The availability of this financial support will also be a relevant consideration to any individual consultation meetings over proposed redundancies. Redundancy is a potentially fair reason for dismissal, but it must also be reasonable in all the circumstances to dismiss for that reason. On this basis, the support provided by the CJRS remains a relevant factor when considering whether legal obligations are met in the course of a redundancy exercise.
Employers will also have to be very careful when applying selection criteria in any redundancy exercise which involves employees who have been furloughed. Some criteria may disadvantage furloughed workers to such an extent that any subsequent dismissal would be held to be unfair. For example, a criterion like “productivity” may well be inappropriate if it puts those on furlough and who are not working at a disadvantage because they are unable to meet the test of productivity and therefore score poorly resulting in their selection for redundancy.
Employers will also need to ensure the selection process is not discriminatory. For example, if a high proportion of employees selected for redundancy are those who have been shielding as a result of the government guidance provided to them, the dismissal may breach the Equality Act.

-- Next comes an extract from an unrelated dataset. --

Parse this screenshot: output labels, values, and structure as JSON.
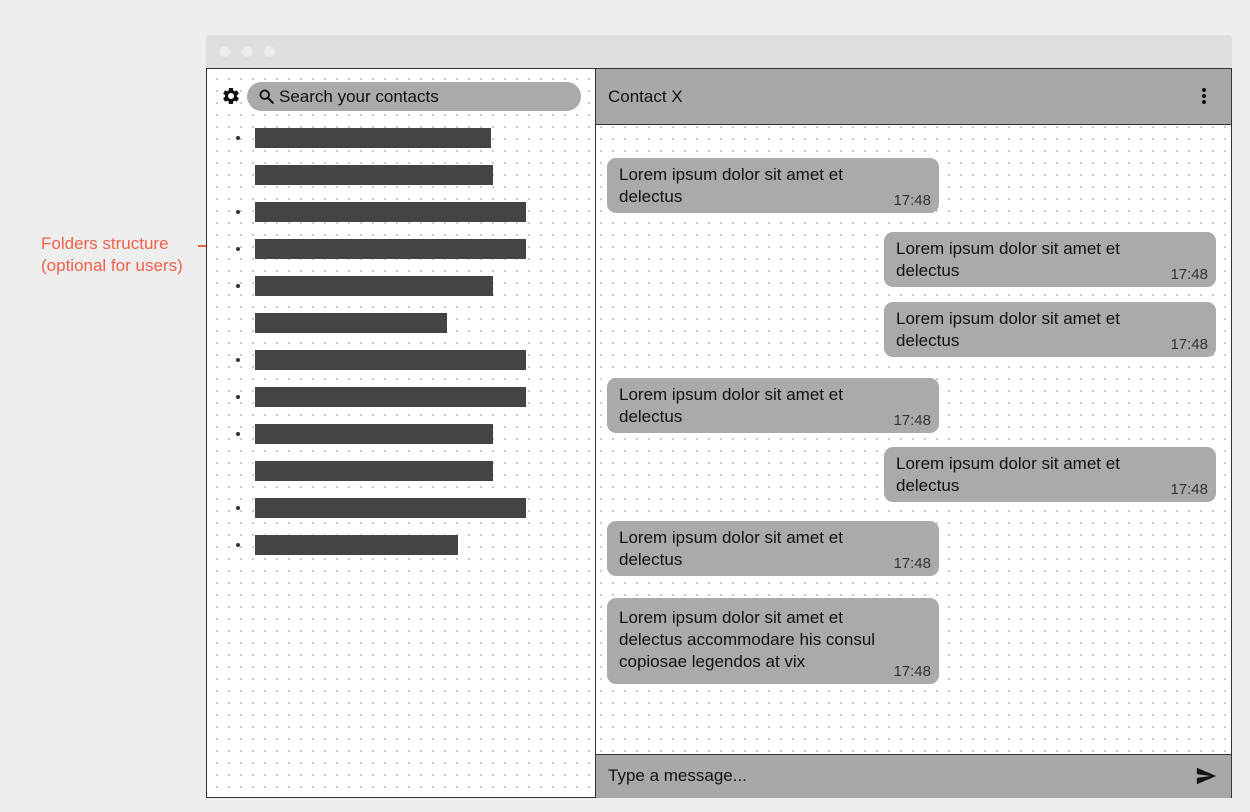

Given the purpose of the TD to continue the employment of employees adversely affected by the coronavirus (COVID-19) employers should ensure that those who are most vulnerable and who are shielding should continue to remain furloughed even as employers introduce measures to ease employees back to work.
Any employer considering a redundancy exercise while employees remain on furlough (flexible or otherwise) will therefore need to think very carefully about the process adopted.
We take Jesse Norman’s response to mean the government considers that employers can also claim CJRS grants for employees during their notice period if they do embark on a redundancy exercise.
The right to notice pay can be complicated, but in broad terms employees who have been continuously employed for one month or more are entitled to statutory notice pay where they are willing and able to work but where no work is provided. The amount of notice is one week’s pay for those who have less than two years’ service and one week per year of service for each year above two years’ service. Statutory notice pay is payable at the rate of a normal week’s pay for those who have normal working hours and not at the lower rate paid to the employee during furlough. The statutory right to notice pay overrides any contractual right for the employer to withhold pay if, for example, an employee has been laid off.
However, where an employer is contractually required to give notice which is at least one week longer than the applicable statutory notice period (for example, an employee who has four years’ service has a contractual right to five weeks’ notice) then the statutory provisions do not apply and the employee is entitled to notice pay under the contract. Generally, where an employer gives the employee notice but tells them not to come to work the employee is still entitled to be paid the normal sums payable under the contract of employment. However, if the contract has been lawfully varied under a furlough agreement then, depending on the terms of the furlough agreement, the employee is only entitled to notice pay at the furlough rate of pay i.e. if this is 80 per cent of normal pay then the notice pay they will receive will be at that rate.
To read the Treasury Direction in full go to https://assets.publishing.service.gov.uk/government/uploads/system/uploads/attachment_data/file/895778/Further_Treasury_Direction_made_on_25_June_2020_under_Sections_71_and_76_of_the_Coronavirus_Act_2020.pdf
Articles shared by Thompsons relating to coronavirus (COVID-19) are correct at the time of publication. You should check the government's guidelines for the latest information and advice at https://www.gov.uk/coronavirus.